Task brief
Search the records for the word "October" and copy each line in which it appears.
Data for analysis section start
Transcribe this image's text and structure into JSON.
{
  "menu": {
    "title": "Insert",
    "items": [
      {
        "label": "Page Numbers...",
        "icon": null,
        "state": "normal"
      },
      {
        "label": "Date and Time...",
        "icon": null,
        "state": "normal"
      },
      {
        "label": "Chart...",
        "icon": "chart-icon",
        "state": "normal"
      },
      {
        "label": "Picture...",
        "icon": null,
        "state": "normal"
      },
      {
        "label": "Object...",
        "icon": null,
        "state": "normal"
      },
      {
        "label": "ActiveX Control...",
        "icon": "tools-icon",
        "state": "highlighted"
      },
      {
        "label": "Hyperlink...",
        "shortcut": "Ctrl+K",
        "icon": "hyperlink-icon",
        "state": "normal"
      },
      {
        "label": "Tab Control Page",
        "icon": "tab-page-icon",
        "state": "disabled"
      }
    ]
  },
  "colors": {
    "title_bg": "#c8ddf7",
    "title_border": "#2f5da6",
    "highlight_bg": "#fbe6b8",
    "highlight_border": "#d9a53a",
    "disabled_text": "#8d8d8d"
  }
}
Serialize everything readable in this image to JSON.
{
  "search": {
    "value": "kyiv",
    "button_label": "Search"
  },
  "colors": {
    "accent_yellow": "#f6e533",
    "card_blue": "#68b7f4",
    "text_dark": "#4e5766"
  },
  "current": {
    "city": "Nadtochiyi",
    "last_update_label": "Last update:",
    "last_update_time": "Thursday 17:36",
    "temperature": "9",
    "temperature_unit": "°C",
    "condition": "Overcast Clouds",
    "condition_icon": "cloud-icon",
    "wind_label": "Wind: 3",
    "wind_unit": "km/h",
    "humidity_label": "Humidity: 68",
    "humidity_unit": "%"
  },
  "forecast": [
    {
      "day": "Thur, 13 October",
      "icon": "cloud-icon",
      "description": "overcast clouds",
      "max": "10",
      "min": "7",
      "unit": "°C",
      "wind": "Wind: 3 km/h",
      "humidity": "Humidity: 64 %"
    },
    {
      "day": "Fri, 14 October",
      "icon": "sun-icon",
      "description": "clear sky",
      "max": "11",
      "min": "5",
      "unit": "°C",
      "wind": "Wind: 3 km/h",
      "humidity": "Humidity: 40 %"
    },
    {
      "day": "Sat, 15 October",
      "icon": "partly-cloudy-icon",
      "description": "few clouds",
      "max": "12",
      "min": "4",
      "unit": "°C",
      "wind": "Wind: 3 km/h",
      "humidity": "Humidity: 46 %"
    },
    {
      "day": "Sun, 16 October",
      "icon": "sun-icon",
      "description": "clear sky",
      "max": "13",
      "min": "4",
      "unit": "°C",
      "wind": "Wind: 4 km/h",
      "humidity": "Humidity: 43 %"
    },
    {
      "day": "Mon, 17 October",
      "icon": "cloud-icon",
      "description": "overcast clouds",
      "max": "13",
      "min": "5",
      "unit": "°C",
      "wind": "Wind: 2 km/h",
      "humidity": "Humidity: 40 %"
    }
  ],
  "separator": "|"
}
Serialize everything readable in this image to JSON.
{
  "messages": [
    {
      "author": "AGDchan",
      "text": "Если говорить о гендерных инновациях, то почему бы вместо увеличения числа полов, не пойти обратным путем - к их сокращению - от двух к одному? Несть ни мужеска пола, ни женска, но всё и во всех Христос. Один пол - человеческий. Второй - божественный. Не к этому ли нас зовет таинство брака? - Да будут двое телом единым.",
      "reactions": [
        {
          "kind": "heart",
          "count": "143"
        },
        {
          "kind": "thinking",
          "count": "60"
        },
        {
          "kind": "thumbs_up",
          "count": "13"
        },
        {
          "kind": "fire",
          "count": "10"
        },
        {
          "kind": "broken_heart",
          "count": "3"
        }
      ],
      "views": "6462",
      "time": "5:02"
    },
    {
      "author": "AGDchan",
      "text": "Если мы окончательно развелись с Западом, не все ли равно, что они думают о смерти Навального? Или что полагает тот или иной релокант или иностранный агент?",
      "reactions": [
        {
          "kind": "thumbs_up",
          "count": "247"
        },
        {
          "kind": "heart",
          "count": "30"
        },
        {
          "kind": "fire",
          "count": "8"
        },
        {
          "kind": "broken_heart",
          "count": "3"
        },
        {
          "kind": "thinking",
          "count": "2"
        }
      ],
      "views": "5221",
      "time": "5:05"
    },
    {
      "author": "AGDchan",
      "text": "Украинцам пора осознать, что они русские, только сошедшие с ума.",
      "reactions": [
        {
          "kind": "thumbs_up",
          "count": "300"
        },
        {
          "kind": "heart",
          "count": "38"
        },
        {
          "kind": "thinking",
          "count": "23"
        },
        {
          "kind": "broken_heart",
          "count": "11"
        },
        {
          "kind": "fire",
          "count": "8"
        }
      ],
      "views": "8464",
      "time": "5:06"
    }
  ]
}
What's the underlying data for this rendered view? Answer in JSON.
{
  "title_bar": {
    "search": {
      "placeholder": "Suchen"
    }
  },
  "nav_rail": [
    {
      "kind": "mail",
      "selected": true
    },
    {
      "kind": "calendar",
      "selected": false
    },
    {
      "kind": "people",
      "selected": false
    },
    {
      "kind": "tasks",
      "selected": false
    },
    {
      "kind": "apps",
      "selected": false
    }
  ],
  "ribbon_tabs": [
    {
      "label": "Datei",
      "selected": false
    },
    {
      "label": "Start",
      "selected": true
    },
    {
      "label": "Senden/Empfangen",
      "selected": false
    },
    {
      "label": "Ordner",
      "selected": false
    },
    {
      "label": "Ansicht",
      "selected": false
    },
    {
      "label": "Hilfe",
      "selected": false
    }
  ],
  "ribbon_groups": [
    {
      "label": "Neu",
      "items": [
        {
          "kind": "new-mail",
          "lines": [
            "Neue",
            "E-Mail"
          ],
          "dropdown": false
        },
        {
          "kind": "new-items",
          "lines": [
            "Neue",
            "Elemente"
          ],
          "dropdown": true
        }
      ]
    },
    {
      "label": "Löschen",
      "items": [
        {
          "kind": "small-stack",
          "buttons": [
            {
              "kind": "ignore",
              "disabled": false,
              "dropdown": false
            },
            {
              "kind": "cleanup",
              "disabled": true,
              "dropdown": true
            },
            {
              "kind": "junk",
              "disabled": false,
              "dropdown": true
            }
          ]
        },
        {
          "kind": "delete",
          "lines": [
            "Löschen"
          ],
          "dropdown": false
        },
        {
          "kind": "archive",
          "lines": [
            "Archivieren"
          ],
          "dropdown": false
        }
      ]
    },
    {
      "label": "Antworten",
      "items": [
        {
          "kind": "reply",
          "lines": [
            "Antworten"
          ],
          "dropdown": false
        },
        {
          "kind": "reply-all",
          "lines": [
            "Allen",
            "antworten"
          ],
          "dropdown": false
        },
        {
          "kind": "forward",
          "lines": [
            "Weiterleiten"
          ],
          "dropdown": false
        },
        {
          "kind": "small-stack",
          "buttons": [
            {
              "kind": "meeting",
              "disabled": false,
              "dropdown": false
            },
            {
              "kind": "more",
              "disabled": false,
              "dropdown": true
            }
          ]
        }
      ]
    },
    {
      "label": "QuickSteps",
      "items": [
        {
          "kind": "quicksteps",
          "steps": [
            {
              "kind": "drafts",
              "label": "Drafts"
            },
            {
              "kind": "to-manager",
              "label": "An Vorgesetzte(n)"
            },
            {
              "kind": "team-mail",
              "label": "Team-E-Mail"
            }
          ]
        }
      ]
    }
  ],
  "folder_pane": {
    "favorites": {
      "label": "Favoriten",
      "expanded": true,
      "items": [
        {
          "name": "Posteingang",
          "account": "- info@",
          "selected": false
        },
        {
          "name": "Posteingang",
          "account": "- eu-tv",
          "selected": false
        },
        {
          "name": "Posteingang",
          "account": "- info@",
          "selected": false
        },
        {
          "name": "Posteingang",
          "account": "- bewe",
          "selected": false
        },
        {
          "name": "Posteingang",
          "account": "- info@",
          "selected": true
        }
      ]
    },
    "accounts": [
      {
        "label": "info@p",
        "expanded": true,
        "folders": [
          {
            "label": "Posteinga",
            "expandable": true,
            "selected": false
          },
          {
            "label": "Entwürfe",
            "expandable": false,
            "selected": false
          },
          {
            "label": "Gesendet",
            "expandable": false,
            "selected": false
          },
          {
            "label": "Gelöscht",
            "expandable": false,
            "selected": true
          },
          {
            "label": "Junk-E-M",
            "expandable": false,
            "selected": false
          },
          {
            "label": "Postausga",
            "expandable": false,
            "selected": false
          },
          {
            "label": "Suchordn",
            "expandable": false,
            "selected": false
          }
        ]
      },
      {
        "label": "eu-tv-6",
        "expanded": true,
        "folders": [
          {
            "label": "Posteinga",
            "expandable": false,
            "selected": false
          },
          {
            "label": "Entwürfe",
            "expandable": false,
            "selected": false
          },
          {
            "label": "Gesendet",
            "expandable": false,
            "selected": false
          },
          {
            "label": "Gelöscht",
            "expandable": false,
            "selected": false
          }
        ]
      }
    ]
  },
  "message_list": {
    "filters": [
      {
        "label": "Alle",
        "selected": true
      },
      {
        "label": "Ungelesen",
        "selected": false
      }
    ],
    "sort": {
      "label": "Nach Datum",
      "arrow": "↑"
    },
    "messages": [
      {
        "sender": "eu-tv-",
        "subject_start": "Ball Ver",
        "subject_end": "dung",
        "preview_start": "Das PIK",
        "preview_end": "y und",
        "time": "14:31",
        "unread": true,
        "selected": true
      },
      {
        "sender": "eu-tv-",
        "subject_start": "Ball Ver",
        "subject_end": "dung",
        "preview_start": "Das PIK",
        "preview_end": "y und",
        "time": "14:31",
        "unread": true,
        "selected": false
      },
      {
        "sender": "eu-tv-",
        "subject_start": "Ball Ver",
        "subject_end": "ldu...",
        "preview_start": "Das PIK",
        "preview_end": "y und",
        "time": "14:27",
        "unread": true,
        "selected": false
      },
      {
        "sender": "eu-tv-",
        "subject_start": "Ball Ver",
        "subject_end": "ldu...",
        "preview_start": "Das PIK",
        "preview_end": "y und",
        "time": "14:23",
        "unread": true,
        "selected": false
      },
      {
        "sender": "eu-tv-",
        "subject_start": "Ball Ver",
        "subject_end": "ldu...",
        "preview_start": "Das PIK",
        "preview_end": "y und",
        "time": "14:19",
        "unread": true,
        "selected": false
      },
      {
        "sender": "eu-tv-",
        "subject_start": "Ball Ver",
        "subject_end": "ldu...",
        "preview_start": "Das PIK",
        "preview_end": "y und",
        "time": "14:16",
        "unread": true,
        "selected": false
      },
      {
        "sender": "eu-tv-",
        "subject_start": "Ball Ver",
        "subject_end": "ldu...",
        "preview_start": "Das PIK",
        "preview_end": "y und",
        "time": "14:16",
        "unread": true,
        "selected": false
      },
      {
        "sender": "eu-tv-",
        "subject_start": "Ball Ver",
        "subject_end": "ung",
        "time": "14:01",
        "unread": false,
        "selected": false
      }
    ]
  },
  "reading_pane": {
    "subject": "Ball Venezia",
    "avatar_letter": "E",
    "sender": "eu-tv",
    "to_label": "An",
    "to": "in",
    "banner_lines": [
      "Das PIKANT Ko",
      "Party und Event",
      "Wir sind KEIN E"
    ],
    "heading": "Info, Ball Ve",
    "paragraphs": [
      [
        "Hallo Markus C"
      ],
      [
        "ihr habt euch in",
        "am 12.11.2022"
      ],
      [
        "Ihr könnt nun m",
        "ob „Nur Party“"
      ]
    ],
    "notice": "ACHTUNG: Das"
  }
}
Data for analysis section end
Task response
      "day": "Thur, 13 October",
      "day": "Fri, 14 October",
      "day": "Sat, 15 October",
      "day": "Sun, 16 October",
      "day": "Mon, 17 October",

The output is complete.